▶ [Your task]: Go through the entries below. Copy out every line that contains "FLOW".

▶ [Records provided]:
================================

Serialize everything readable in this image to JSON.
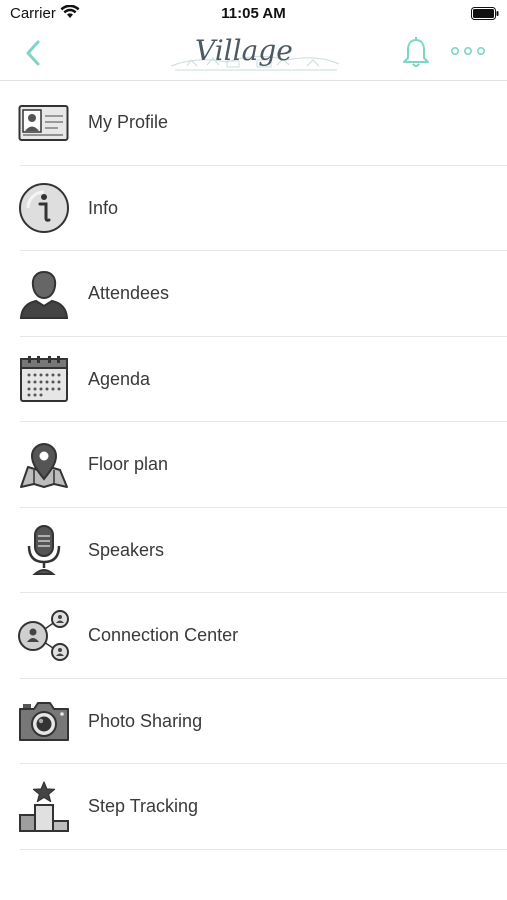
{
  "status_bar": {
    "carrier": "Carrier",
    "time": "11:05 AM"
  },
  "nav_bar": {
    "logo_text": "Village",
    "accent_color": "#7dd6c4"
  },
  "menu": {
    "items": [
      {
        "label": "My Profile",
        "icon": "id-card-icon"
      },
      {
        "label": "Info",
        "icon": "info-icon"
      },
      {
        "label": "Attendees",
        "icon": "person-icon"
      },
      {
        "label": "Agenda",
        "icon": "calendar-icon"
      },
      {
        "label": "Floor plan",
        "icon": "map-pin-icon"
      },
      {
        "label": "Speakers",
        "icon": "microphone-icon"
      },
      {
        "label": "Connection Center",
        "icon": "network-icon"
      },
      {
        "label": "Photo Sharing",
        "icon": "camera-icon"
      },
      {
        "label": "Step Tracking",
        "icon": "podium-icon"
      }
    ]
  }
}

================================

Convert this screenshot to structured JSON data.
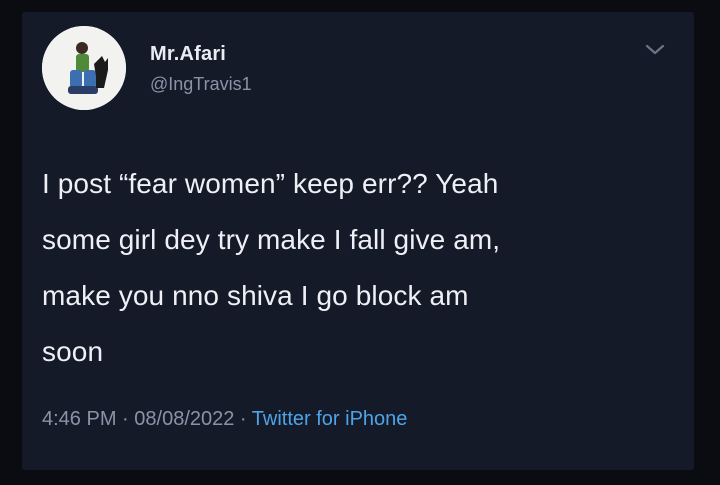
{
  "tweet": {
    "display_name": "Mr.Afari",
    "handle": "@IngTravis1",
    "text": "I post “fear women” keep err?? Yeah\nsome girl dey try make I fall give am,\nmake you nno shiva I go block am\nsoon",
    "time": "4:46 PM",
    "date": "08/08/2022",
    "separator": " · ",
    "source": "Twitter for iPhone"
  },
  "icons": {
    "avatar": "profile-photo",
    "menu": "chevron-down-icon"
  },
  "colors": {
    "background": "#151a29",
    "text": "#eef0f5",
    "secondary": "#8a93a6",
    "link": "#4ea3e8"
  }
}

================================

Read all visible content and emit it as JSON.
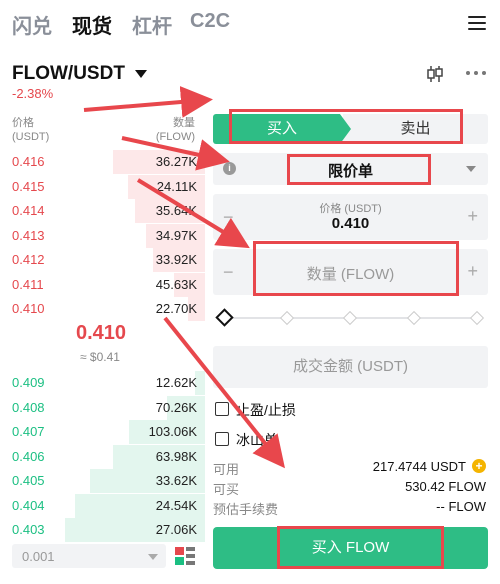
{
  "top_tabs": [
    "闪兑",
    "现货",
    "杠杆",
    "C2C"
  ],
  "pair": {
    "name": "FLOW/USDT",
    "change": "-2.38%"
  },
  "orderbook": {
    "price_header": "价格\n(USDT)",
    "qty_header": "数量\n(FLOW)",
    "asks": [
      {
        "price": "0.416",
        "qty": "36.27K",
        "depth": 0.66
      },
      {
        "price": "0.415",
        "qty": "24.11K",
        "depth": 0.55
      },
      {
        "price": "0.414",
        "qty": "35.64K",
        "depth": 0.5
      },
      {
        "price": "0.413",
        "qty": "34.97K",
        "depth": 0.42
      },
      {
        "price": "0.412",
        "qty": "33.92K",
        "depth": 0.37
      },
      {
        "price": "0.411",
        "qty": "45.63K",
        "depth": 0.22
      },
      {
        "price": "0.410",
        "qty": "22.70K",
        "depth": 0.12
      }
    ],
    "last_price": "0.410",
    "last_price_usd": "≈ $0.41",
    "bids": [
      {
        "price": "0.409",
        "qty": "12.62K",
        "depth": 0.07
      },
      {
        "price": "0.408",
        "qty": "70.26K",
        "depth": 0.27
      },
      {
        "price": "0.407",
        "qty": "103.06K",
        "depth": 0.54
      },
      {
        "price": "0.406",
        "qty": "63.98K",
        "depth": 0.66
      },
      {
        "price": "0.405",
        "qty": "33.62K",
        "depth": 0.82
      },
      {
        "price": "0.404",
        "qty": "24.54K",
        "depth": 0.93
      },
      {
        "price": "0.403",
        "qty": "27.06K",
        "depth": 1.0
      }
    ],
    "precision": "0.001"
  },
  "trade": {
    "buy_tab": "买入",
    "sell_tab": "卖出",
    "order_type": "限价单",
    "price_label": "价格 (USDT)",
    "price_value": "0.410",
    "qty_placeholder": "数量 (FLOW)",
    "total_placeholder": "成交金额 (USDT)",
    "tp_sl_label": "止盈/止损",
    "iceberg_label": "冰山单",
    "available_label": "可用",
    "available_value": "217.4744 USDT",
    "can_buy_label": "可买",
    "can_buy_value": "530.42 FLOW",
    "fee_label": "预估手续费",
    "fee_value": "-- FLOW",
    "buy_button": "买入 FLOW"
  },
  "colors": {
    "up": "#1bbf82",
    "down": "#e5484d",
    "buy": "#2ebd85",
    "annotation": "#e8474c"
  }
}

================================

▶ [Result of this exercise]:
    "name": "FLOW/USDT",
    "qty_header": "数量\n(FLOW)",
    "qty_placeholder": "数量 (FLOW)",
    "can_buy_value": "530.42 FLOW",
    "fee_value": "-- FLOW",
    "buy_button": "买入 FLOW"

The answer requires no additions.